Task instructions: Filter these records by the string "true", copying each line that holds it.

Data shown:
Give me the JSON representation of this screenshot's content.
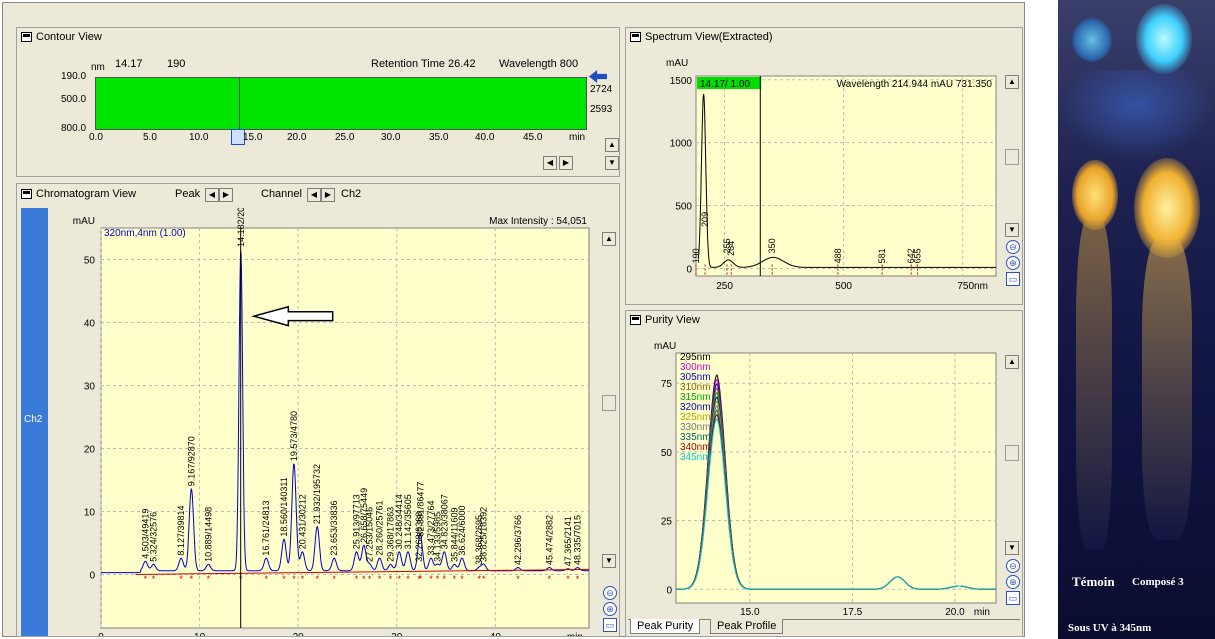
{
  "contour": {
    "title": "Contour View",
    "unit": "nm",
    "cursor_rt": "14.17",
    "cursor_wl": "190",
    "rt_label": "Retention Time 26.42",
    "wl_label": "Wavelength  800",
    "y_ticks": [
      "190.0",
      "500.0",
      "800.0"
    ],
    "x_ticks": [
      "0.0",
      "5.0",
      "10.0",
      "15.0",
      "20.0",
      "25.0",
      "30.0",
      "35.0",
      "40.0",
      "45.0"
    ],
    "x_unit": "min",
    "right_vals": [
      "2724",
      "2593"
    ]
  },
  "chromatogram": {
    "title": "Chromatogram View",
    "peak_label": "Peak",
    "channel_label": "Channel",
    "channel_value": "Ch2",
    "side_label": "Ch2",
    "y_unit": "mAU",
    "trace_label": "320nm,4nm (1.00)",
    "max_intensity": "Max Intensity : 54,051",
    "y_ticks": [
      "50",
      "40",
      "30",
      "20",
      "10",
      "0"
    ],
    "x_ticks": [
      "0",
      "10",
      "20",
      "30",
      "40"
    ],
    "x_unit": "min",
    "peak_labels": [
      "4.503/49419",
      "5.324/32576",
      "8.127/39814",
      "9.167/92870",
      "10.889/14498",
      "14.182/2050641",
      "16.761/24813",
      "18.560/140311",
      "19.573/4780",
      "20.431/30212",
      "21.932/195732",
      "23.653/33836",
      "25.913/97713",
      "26.658/75449",
      "27.253/15046",
      "28.260/25761",
      "29.368/17863",
      "30.248/34414",
      "31.142/35605",
      "32.268/6368",
      "32.391/86477",
      "33.473/27764",
      "34.133/5985",
      "34.823/38067",
      "35.844/11609",
      "36.624/6000",
      "38.368/2695",
      "38.825/18392",
      "42.296/3766",
      "45.474/2882",
      "47.365/2141",
      "48.335/7015"
    ]
  },
  "spectrum": {
    "title": "Spectrum View(Extracted)",
    "y_unit": "mAU",
    "highlight": "14.17/ 1.00",
    "readout": "Wavelength  214.944    mAU  731.350",
    "y_ticks": [
      "1500",
      "1000",
      "500",
      "0"
    ],
    "x_ticks": [
      "250",
      "500",
      "750nm"
    ],
    "peak_labels": [
      "190",
      "209",
      "255",
      "264",
      "350",
      "488",
      "581",
      "642",
      "655"
    ]
  },
  "purity": {
    "title": "Purity View",
    "y_unit": "mAU",
    "wavelengths": [
      "295nm",
      "300nm",
      "305nm",
      "310nm",
      "315nm",
      "320nm",
      "325nm",
      "330nm",
      "335nm",
      "340nm",
      "345nm"
    ],
    "wl_colors": [
      "#000000",
      "#cc00cc",
      "#0000cc",
      "#886600",
      "#00aa00",
      "#0000aa",
      "#aaaa00",
      "#777777",
      "#006666",
      "#990000",
      "#00cccc"
    ],
    "y_ticks": [
      "75",
      "50",
      "25",
      "0"
    ],
    "x_ticks": [
      "15.0",
      "17.5",
      "20.0"
    ],
    "x_unit": "min",
    "tabs": [
      "Peak Purity",
      "Peak Profile"
    ]
  },
  "photo": {
    "label_left": "Témoin",
    "label_right": "Composé 3",
    "caption": "Sous UV à 345nm"
  }
}
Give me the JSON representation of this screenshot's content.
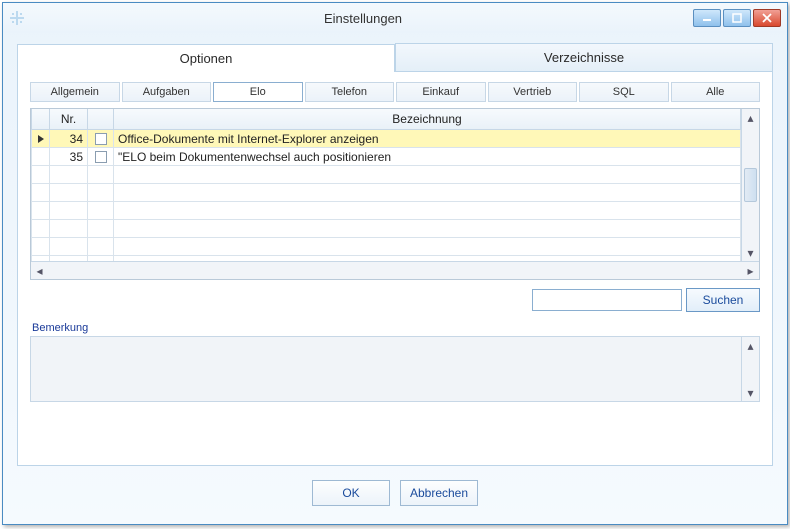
{
  "window": {
    "title": "Einstellungen"
  },
  "mainTabs": [
    {
      "label": "Optionen",
      "active": true
    },
    {
      "label": "Verzeichnisse",
      "active": false
    }
  ],
  "subTabs": [
    {
      "label": "Allgemein",
      "active": false
    },
    {
      "label": "Aufgaben",
      "active": false
    },
    {
      "label": "Elo",
      "active": true
    },
    {
      "label": "Telefon",
      "active": false
    },
    {
      "label": "Einkauf",
      "active": false
    },
    {
      "label": "Vertrieb",
      "active": false
    },
    {
      "label": "SQL",
      "active": false
    },
    {
      "label": "Alle",
      "active": false
    }
  ],
  "grid": {
    "columns": {
      "nr": "Nr.",
      "checkbox": "",
      "bezeichnung": "Bezeichnung"
    },
    "rows": [
      {
        "nr": "34",
        "checked": false,
        "text": "Office-Dokumente mit Internet-Explorer anzeigen",
        "selected": true,
        "current": true
      },
      {
        "nr": "35",
        "checked": false,
        "text": "\"ELO beim Dokumentenwechsel auch positionieren",
        "selected": false,
        "current": false
      }
    ],
    "emptyRows": 6
  },
  "search": {
    "value": "",
    "buttonLabel": "Suchen"
  },
  "remark": {
    "label": "Bemerkung",
    "value": ""
  },
  "footer": {
    "ok": "OK",
    "cancel": "Abbrechen"
  }
}
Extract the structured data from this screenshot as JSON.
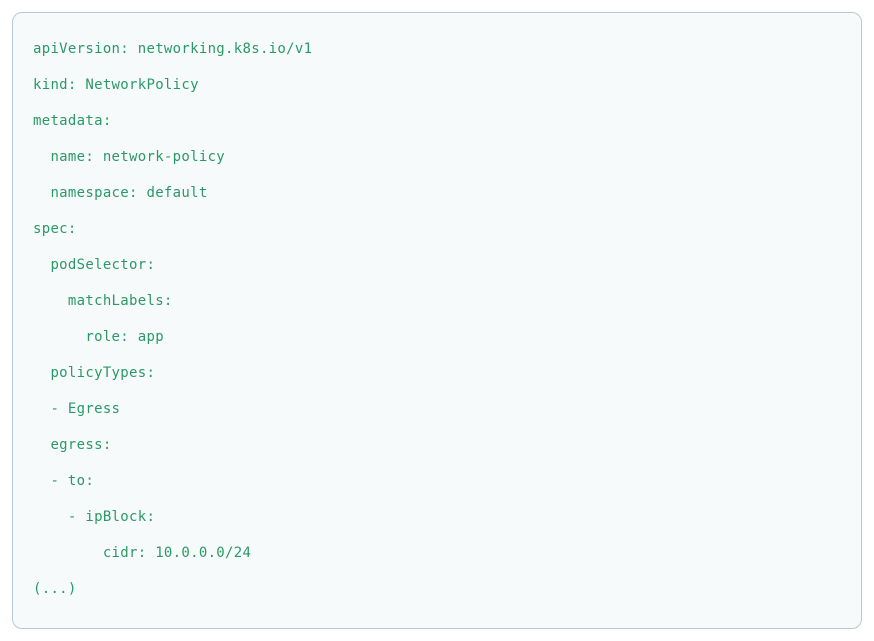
{
  "code": {
    "lines": [
      "apiVersion: networking.k8s.io/v1",
      "kind: NetworkPolicy",
      "metadata:",
      "  name: network-policy",
      "  namespace: default",
      "spec:",
      "  podSelector:",
      "    matchLabels:",
      "      role: app",
      "  policyTypes:",
      "  - Egress",
      "  egress:",
      "  - to:",
      "    - ipBlock:",
      "        cidr: 10.0.0.0/24",
      "(...)"
    ]
  }
}
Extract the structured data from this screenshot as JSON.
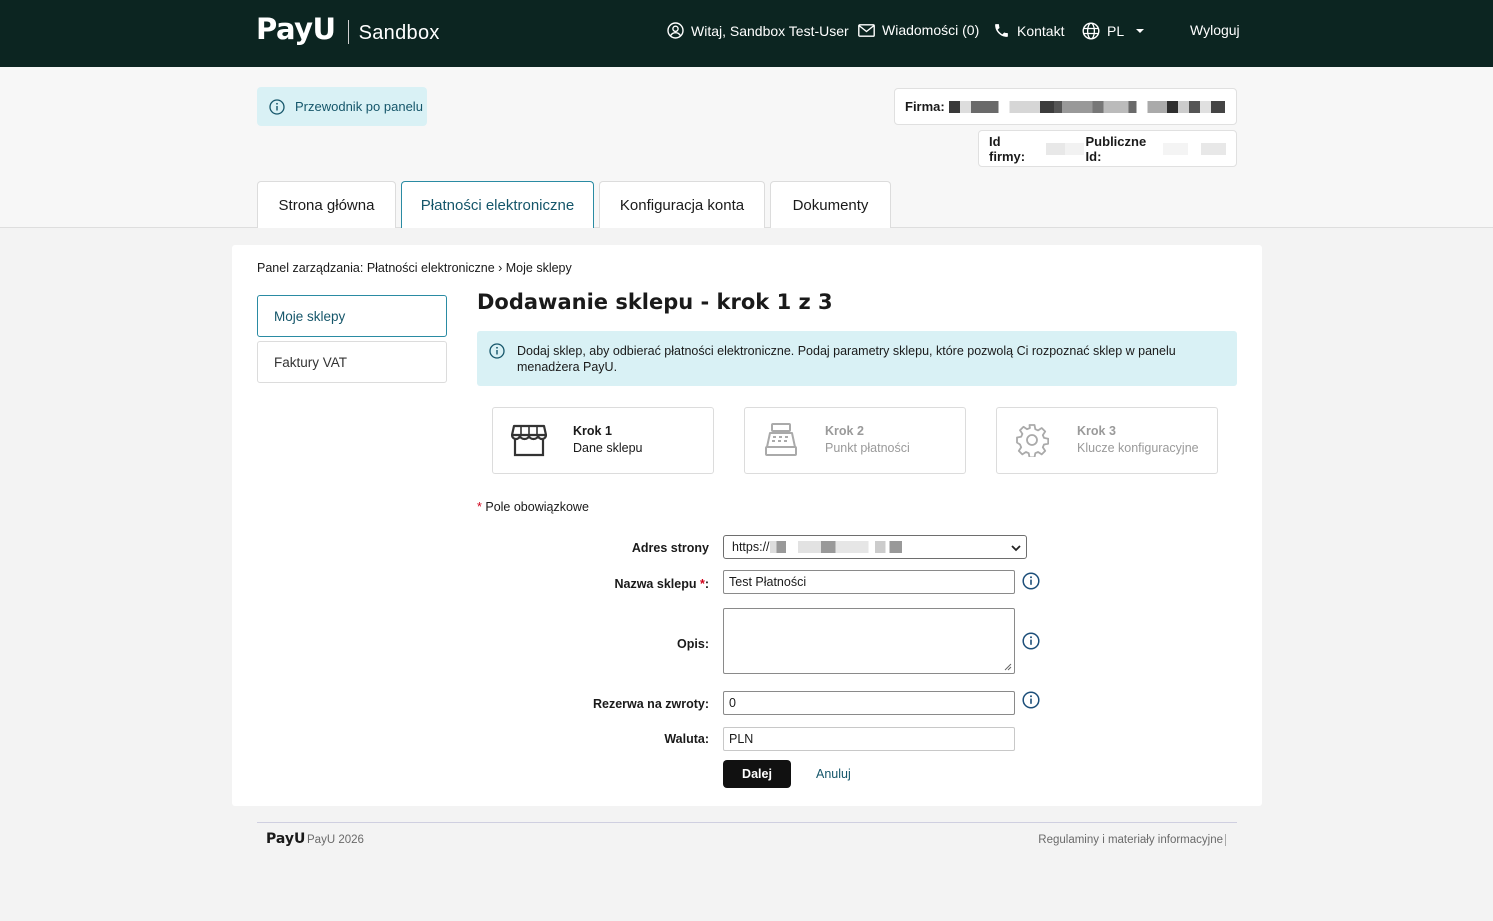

Reply:
      "active": true
      "active": true
        "selected": true,
        "current": true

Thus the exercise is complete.